WORK REQUEST »
Scan the material that follows for lines with "JSON". Answer with how many there are, nothing else.

MATERIAL PROVIDED »
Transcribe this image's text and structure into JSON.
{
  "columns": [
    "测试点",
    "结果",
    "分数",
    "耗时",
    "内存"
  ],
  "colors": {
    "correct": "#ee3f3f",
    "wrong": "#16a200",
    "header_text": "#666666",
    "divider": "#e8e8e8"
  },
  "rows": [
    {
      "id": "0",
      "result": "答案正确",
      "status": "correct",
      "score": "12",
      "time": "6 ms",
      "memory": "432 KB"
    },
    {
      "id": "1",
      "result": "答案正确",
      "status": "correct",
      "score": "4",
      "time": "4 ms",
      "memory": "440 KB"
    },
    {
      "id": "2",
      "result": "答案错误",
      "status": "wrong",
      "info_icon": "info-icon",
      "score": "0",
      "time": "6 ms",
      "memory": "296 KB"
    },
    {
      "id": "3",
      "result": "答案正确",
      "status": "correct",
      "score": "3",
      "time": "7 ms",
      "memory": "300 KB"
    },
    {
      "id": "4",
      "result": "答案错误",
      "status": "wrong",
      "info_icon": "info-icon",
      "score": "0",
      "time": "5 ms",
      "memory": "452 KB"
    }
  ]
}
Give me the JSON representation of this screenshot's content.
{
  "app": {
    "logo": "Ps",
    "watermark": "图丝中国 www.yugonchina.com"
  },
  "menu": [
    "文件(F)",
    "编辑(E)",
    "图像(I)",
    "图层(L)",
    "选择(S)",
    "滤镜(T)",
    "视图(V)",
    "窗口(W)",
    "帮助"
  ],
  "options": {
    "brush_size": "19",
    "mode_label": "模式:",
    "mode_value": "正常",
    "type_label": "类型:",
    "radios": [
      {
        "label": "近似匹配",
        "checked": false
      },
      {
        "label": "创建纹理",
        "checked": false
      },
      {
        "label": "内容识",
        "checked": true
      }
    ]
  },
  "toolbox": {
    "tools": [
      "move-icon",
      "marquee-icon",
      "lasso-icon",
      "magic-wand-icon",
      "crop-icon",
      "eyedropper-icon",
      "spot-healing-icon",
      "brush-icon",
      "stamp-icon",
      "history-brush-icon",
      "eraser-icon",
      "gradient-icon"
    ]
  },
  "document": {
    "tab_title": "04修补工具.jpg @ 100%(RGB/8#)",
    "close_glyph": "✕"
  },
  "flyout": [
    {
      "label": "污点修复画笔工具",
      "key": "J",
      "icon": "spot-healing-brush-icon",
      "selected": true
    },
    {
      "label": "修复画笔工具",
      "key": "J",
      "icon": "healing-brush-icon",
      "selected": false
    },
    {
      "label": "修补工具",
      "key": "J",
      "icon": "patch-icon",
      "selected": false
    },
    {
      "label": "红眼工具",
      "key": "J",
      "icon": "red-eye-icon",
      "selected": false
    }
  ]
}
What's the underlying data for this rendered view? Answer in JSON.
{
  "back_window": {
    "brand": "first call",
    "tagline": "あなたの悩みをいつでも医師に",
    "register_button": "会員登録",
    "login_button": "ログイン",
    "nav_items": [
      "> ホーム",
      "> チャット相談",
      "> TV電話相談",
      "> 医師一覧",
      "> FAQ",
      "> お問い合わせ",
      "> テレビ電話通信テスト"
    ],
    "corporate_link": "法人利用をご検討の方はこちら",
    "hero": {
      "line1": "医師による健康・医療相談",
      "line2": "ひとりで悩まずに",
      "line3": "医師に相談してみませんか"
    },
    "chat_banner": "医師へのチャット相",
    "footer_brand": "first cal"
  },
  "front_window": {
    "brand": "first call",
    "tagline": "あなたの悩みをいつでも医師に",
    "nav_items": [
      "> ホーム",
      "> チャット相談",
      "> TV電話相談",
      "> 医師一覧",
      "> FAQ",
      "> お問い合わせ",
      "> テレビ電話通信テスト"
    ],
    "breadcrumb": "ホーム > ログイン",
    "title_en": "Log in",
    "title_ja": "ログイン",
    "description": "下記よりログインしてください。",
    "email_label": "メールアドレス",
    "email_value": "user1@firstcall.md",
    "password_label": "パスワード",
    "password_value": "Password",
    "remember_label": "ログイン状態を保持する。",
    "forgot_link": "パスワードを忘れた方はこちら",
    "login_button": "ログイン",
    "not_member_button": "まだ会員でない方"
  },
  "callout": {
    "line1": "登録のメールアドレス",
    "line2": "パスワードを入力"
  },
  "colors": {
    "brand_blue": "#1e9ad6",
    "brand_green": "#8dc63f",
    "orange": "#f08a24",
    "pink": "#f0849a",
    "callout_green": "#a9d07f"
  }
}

ANSWER TO THIS PROBLEM »
3